— Data provided —

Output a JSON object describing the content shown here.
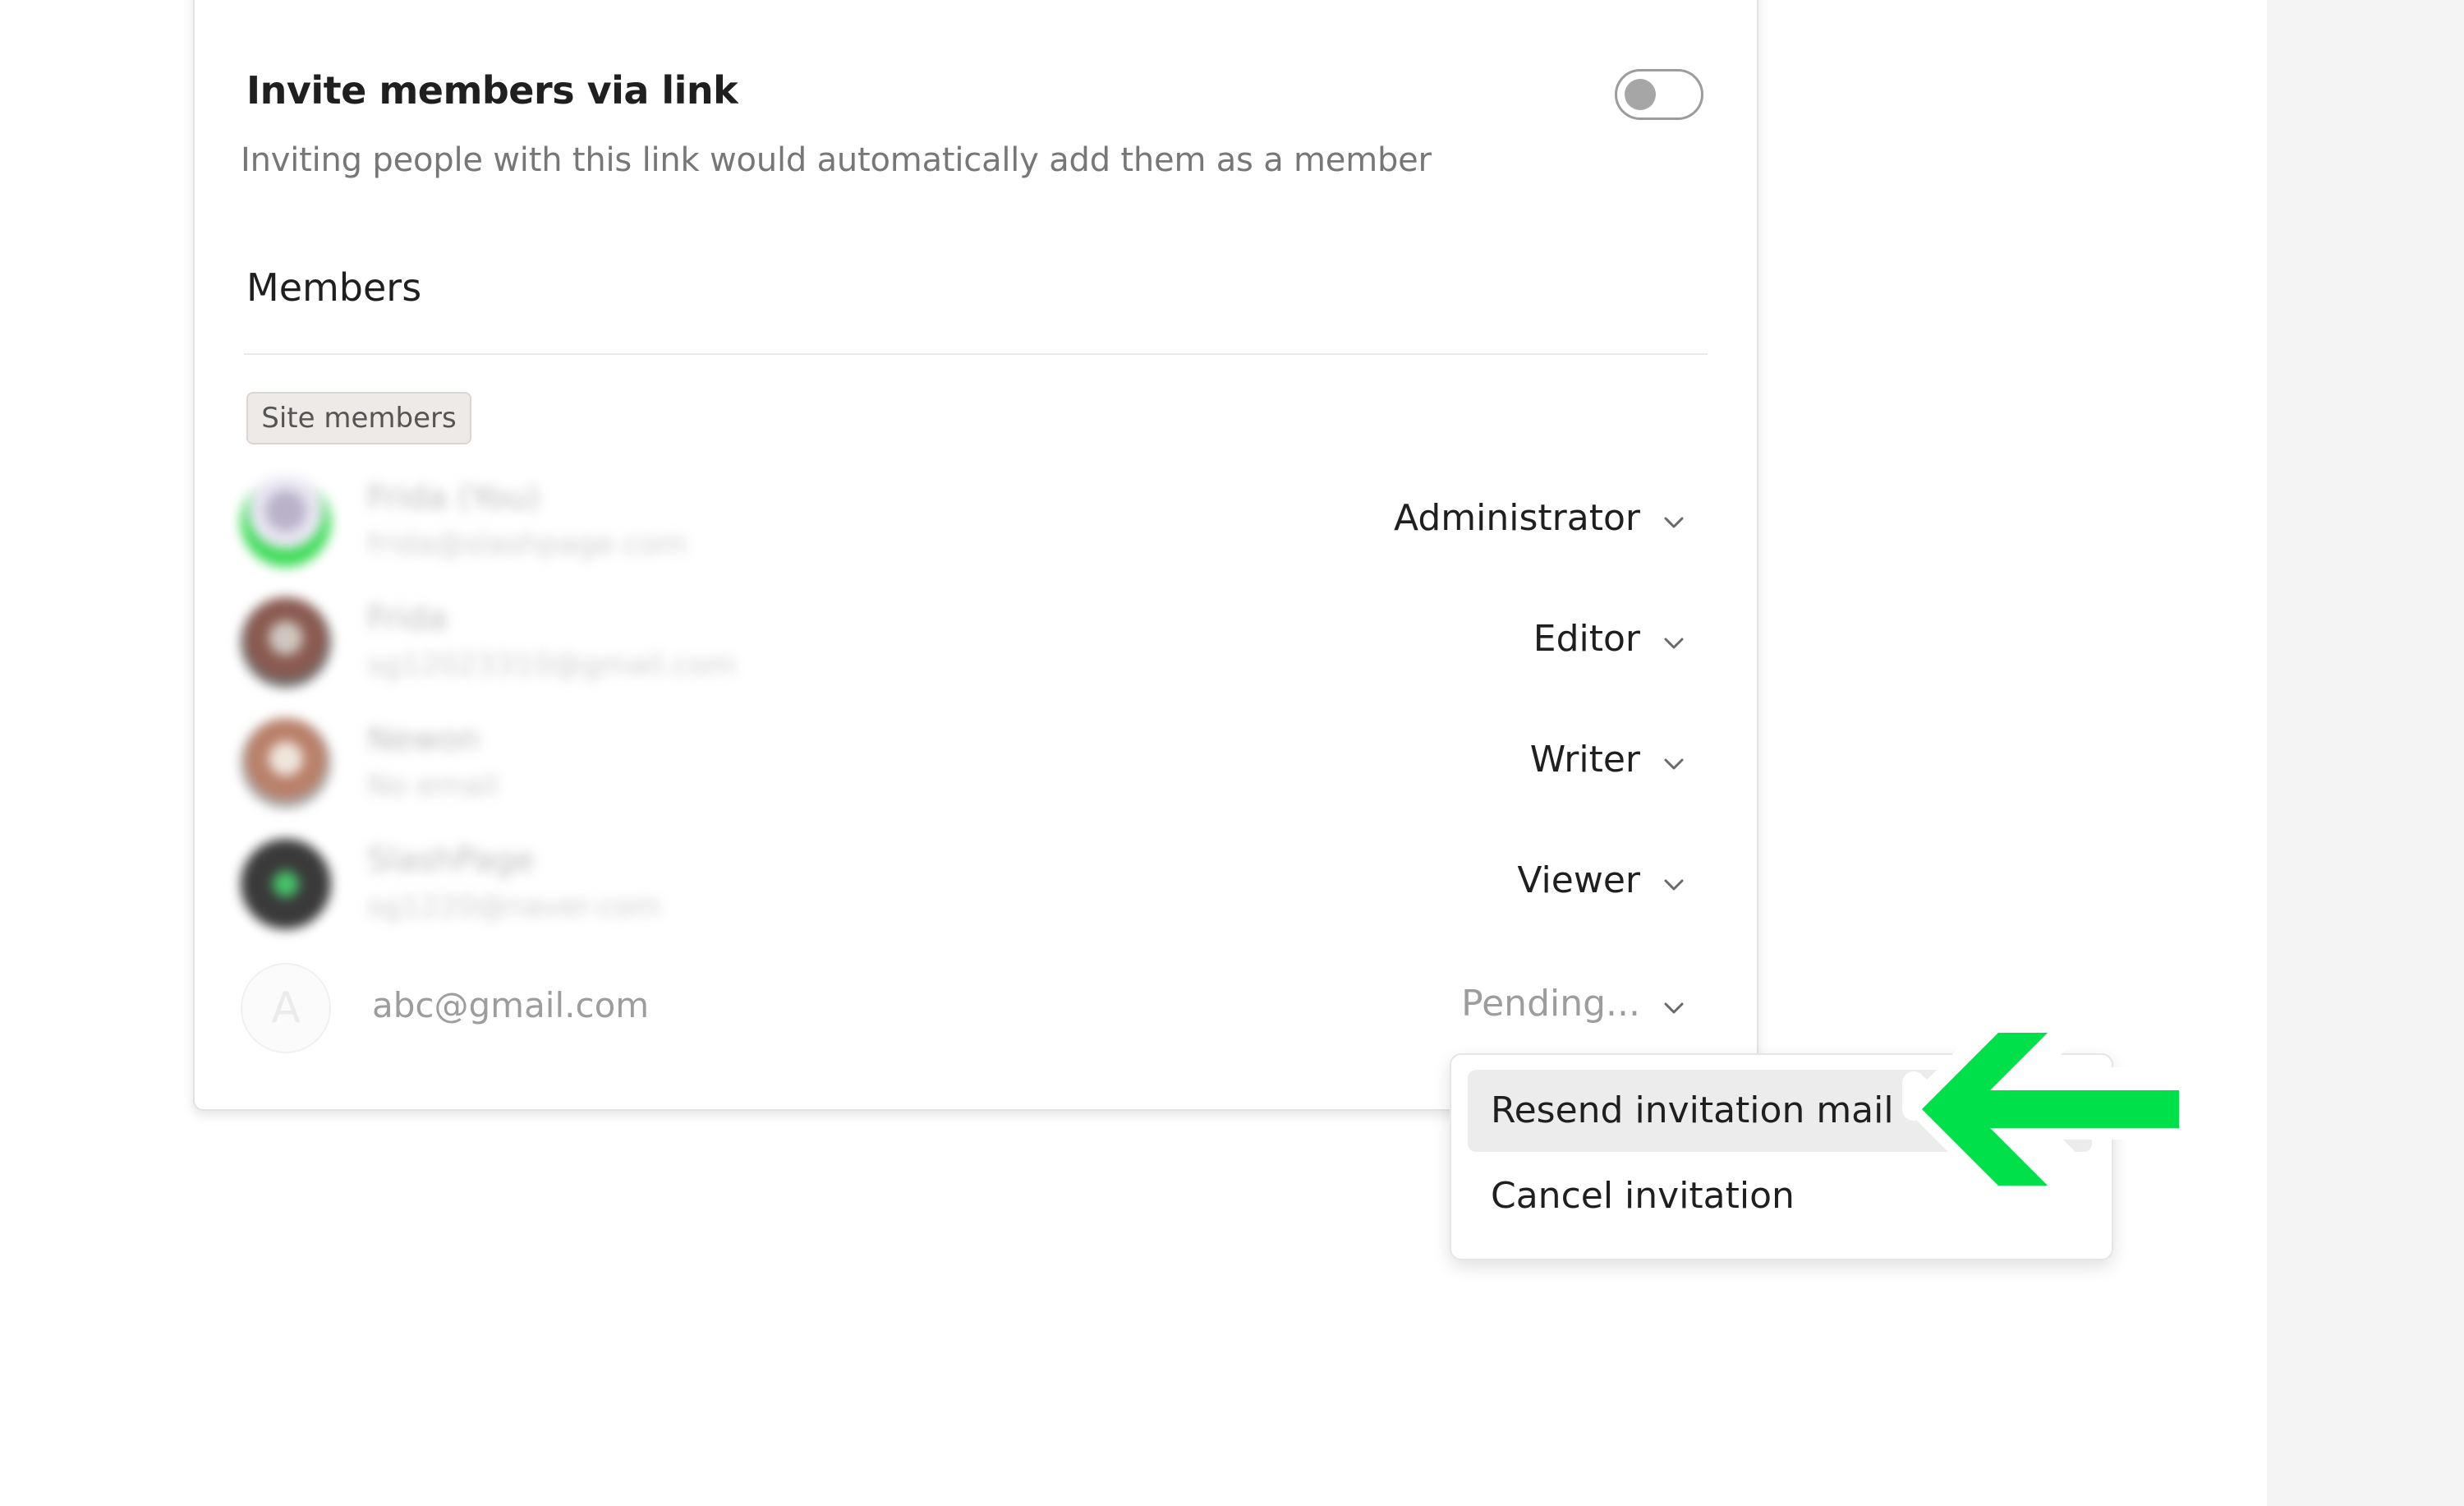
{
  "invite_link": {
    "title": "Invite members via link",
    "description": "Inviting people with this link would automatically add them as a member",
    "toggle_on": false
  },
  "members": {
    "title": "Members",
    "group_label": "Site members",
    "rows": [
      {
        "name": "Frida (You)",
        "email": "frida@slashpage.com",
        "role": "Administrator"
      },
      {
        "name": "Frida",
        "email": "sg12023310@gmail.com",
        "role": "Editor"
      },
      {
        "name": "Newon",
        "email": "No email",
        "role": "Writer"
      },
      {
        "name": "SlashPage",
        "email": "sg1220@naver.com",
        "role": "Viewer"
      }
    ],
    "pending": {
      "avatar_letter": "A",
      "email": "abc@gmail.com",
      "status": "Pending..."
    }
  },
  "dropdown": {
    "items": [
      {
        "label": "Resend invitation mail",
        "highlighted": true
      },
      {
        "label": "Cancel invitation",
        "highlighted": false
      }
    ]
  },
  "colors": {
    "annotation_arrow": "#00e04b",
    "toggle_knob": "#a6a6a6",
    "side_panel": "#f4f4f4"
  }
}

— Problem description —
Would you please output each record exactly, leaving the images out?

— Task solution —
Output a JSON object describing the content shown here.
{
  "invite_link": {
    "title": "Invite members via link",
    "description": "Inviting people with this link would automatically add them as a member",
    "toggle_on": false
  },
  "members": {
    "title": "Members",
    "group_label": "Site members",
    "rows": [
      {
        "name": "Frida (You)",
        "email": "frida@slashpage.com",
        "role": "Administrator"
      },
      {
        "name": "Frida",
        "email": "sg12023310@gmail.com",
        "role": "Editor"
      },
      {
        "name": "Newon",
        "email": "No email",
        "role": "Writer"
      },
      {
        "name": "SlashPage",
        "email": "sg1220@naver.com",
        "role": "Viewer"
      }
    ],
    "pending": {
      "avatar_letter": "A",
      "email": "abc@gmail.com",
      "status": "Pending..."
    }
  },
  "dropdown": {
    "items": [
      {
        "label": "Resend invitation mail",
        "highlighted": true
      },
      {
        "label": "Cancel invitation",
        "highlighted": false
      }
    ]
  },
  "colors": {
    "annotation_arrow": "#00e04b",
    "toggle_knob": "#a6a6a6",
    "side_panel": "#f4f4f4"
  }
}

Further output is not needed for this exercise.